▶ **Your task**
Each line of the entries below that includes "MORTES" belongs in your answer.

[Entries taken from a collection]
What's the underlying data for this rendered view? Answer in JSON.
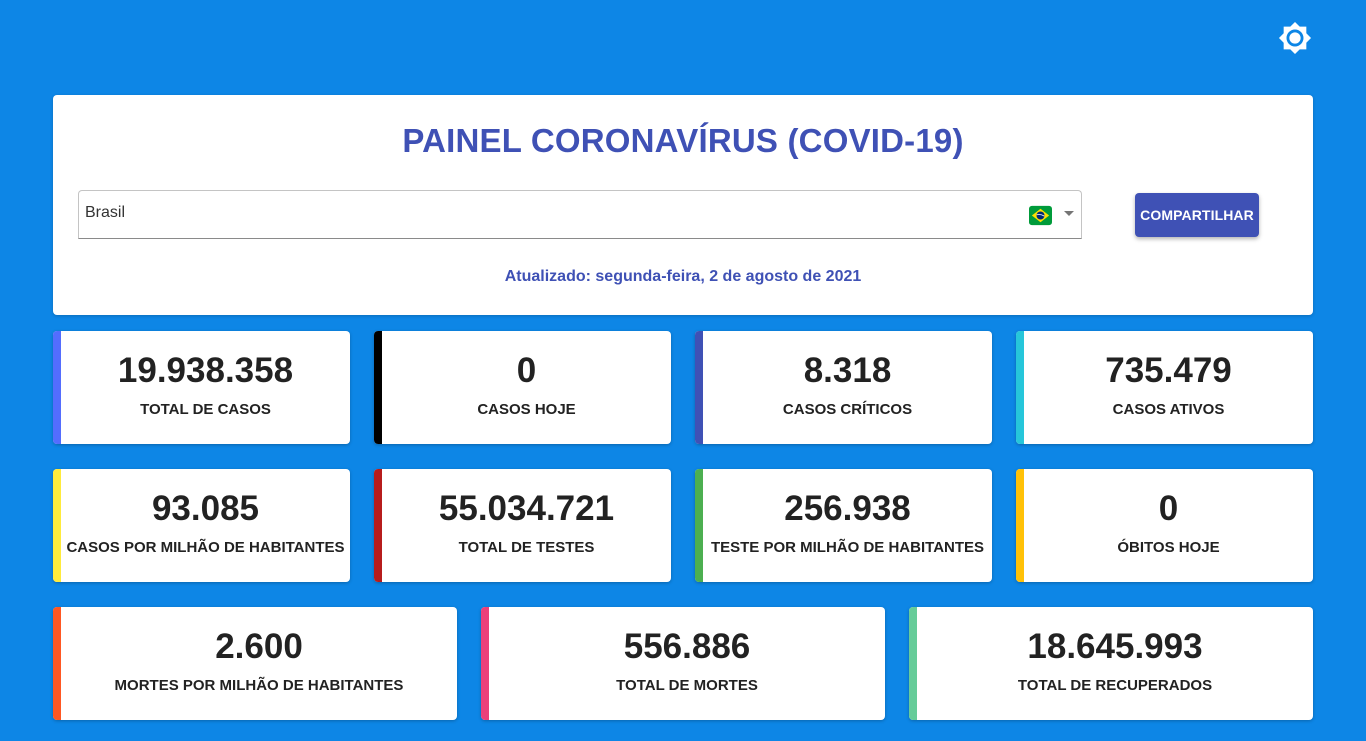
{
  "title": "PAINEL CORONAVÍRUS (COVID-19)",
  "country": {
    "value": "Brasil",
    "flag": "brazil-flag"
  },
  "share_label": "COMPARTILHAR",
  "updated": "Atualizado: segunda-feira, 2 de agosto de 2021",
  "stats": [
    {
      "value": "19.938.358",
      "label": "TOTAL DE CASOS",
      "color": "#536dfe"
    },
    {
      "value": "0",
      "label": "CASOS HOJE",
      "color": "#000000"
    },
    {
      "value": "8.318",
      "label": "CASOS CRÍTICOS",
      "color": "#3f51b5"
    },
    {
      "value": "735.479",
      "label": "CASOS ATIVOS",
      "color": "#26c6da"
    },
    {
      "value": "93.085",
      "label": "CASOS POR MILHÃO DE HABITANTES",
      "color": "#ffeb3b"
    },
    {
      "value": "55.034.721",
      "label": "TOTAL DE TESTES",
      "color": "#b71c1c"
    },
    {
      "value": "256.938",
      "label": "TESTE POR MILHÃO DE HABITANTES",
      "color": "#4caf50"
    },
    {
      "value": "0",
      "label": "ÓBITOS HOJE",
      "color": "#ffc107"
    },
    {
      "value": "2.600",
      "label": "MORTES POR MILHÃO DE HABITANTES",
      "color": "#ff5722"
    },
    {
      "value": "556.886",
      "label": "TOTAL DE MORTES",
      "color": "#ec407a"
    },
    {
      "value": "18.645.993",
      "label": "TOTAL DE RECUPERADOS",
      "color": "#66cc99"
    }
  ]
}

▶ **Exercise output**
      "label": "MORTES POR MILHÃO DE HABITANTES",
      "label": "TOTAL DE MORTES",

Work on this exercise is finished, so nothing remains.